THE PROBLEM: Your answer is one number: the count of lines below that hold the word "JSON".

####################

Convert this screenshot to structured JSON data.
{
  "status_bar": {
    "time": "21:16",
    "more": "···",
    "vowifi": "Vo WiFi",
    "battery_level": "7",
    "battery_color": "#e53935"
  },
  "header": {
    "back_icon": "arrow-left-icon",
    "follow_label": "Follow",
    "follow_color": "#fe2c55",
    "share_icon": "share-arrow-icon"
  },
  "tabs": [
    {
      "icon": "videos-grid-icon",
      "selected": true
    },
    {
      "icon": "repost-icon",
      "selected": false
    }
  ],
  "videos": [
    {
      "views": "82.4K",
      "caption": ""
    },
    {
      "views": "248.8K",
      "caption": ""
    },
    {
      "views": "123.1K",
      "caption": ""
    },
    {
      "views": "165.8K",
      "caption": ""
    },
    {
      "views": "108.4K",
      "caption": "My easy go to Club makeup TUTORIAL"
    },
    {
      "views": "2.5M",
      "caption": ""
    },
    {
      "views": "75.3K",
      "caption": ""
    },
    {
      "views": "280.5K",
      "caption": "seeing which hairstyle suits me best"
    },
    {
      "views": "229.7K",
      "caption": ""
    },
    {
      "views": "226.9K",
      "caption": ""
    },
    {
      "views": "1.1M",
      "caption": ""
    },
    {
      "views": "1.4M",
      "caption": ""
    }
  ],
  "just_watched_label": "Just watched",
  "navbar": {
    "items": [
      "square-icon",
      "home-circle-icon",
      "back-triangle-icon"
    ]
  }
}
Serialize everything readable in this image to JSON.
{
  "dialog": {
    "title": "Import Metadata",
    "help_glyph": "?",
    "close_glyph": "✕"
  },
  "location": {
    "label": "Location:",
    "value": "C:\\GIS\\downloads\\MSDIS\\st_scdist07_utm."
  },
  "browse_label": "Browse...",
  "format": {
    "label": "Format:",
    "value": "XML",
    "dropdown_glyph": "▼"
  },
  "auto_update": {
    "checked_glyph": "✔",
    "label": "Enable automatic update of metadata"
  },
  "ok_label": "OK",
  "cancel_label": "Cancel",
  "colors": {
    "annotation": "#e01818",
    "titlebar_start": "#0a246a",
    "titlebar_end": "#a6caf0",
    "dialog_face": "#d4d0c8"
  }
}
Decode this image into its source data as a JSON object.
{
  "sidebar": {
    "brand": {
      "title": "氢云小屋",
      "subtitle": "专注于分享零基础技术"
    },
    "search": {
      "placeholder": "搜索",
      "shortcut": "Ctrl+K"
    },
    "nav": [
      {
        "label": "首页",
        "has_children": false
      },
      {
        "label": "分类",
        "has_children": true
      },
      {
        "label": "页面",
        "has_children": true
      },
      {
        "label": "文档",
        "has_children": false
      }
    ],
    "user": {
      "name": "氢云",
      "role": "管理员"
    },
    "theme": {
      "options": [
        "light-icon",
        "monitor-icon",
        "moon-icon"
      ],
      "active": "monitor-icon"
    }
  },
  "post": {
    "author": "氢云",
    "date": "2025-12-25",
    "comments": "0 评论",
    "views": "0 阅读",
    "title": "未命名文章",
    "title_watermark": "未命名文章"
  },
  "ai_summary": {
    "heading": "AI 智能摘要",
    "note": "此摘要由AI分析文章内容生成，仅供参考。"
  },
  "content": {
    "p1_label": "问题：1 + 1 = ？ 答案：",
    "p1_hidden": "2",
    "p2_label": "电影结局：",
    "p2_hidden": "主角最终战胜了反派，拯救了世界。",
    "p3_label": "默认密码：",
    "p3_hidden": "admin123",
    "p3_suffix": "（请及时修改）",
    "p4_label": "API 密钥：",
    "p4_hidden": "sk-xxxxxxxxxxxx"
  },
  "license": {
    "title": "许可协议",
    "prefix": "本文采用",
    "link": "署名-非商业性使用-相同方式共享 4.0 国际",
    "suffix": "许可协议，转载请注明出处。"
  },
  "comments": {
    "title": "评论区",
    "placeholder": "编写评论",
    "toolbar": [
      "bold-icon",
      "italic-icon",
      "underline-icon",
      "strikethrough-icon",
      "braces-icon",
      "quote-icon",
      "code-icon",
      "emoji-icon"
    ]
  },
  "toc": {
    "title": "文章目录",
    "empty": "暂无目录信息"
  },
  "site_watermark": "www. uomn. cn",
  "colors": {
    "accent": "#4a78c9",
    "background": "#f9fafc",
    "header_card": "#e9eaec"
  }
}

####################

WRITTEN RESPONSE: 3